only the greatest living writer in England; now that Bellow has stopped 
writing, and now that Roth's mastery of le mot juste has exploded into a 
brilliant but often undisciplined torrent of mots, McEwan is writing better 
English prose than anybody. The Nobel Prize committee could start making 
itself respectable again by giving him the nod.

Given Henry's self-knowledge, his gifts and his humanity, you're tempted to 
identify his views with the narrator's. His reasons for supporting an Iraq 
invasion are conscientious, anguished, half-hearted and based mostly on 
accounts of Saddam Hussein's atrocities that he's heard from an Iraqi exile 
named Professor Taleb, one of Saddam's victims and Henry's patient (though 
Henry is something of a dove in reaction to the hawkish Strauss). Henry is 
an admirable man, and you smile when you learn that he has no intention of 
reading the unnamed fiction by Joseph Conrad his daughter has given him. 
Henry's salvation lies in his self-forgetful work ("work--the ultimate 
badge of health") the concrete unambiguity of surgery; in Heart of 
Darkness, the only sanctuary from nothingness is skeptical, decent Marlow's 
self-forgetful labors on the concrete unambiguity of his boat's engine.

ADVERTISEMENT
But it would be a mistake to confuse Henry with the narrator, or with the 
novel's essential meaning, or with the author himself. McEwan always 
surrounds his main characters with a space of gentle irony; Atonement is 
where his detachment shows its hand. In Saturday, he meticulously qualifies 
Henry's perspective, first by giving Daisy's arguments against the war 
greater prescience, then by having Henry's intellectual outlook ride 
volatilely on his emotions. In the novel's opening pages Henry, spooked by 
the burning plane, recalls with alarm the British political scientist Fred 
Halliday's prediction (Saturday has numerous references to real people, so 
light-handedly done that the novel gains a type of fictional fourth 
dimension) that 9/11 began a world crisis that would "take a hundred years 
to resolve." Later, driving his new Mercedes, feeling confident and 
prosperous, Henry remembers a statement by the famous British immunologist, 
Peter Medawar, who also happened to be of Arab descent: "To deride the 
hopes of progress is the ultimate fatuity." Halliday's lugubrious forecast 
is nonsense, Henry reassures himself. But hours afterward, when he promises 
Baxter that treatment is available for his disease, a note of hope that is 
an echo of Medawar's "hopes of progress," Baxter reacts with contemptuous 
disbelief, and Henry thinks to himself that Baxter "is right to pick up on 
the fatuity, the feebleness of the idea." Not only does Henry abandon his 
optimism about progress--the reversal turns stunningly on the word 
"fatuity"--he tries to use the illusion of progress to trick a man whom 
society has left behind.
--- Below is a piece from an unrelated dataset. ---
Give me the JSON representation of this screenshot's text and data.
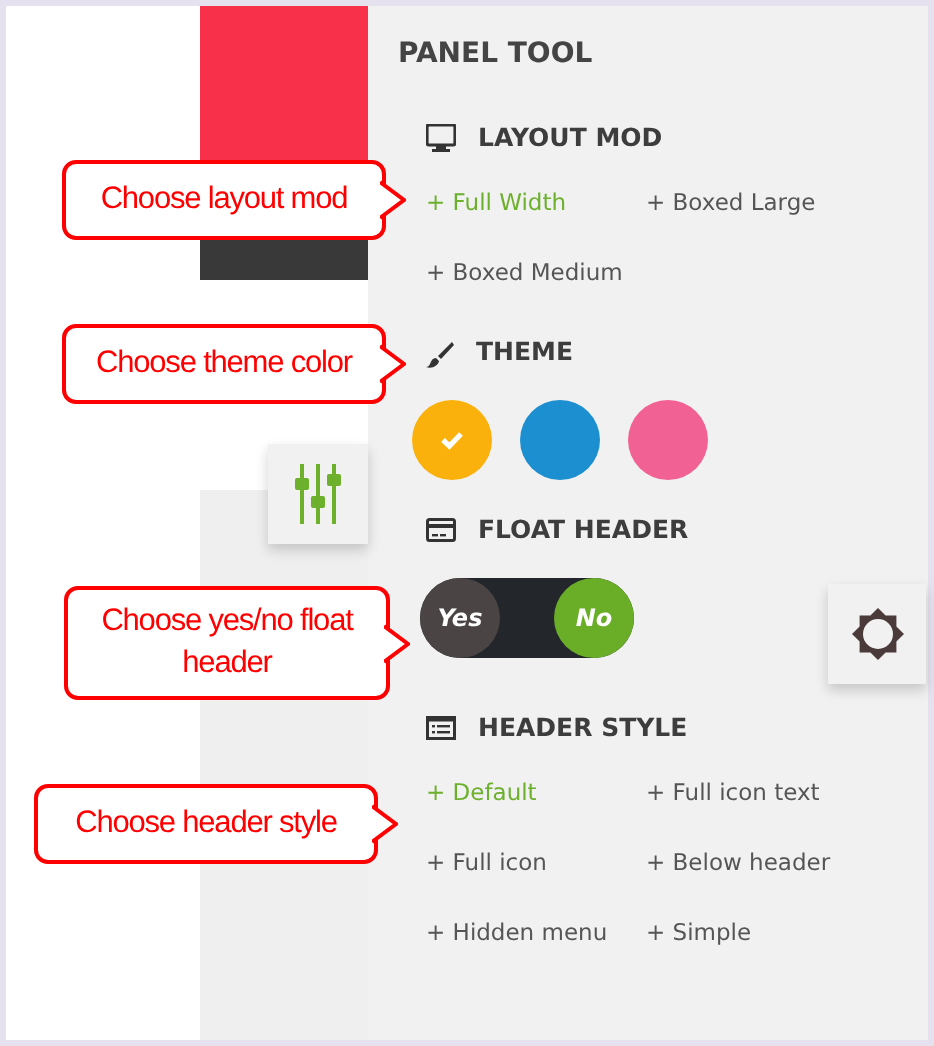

full: http://www.thenation.com/doc.mhtml?i=20050411&c=4&s=siegel

Louis Proyect
Marxism list: www.marxmail.org 





More information about the Marxism mailing list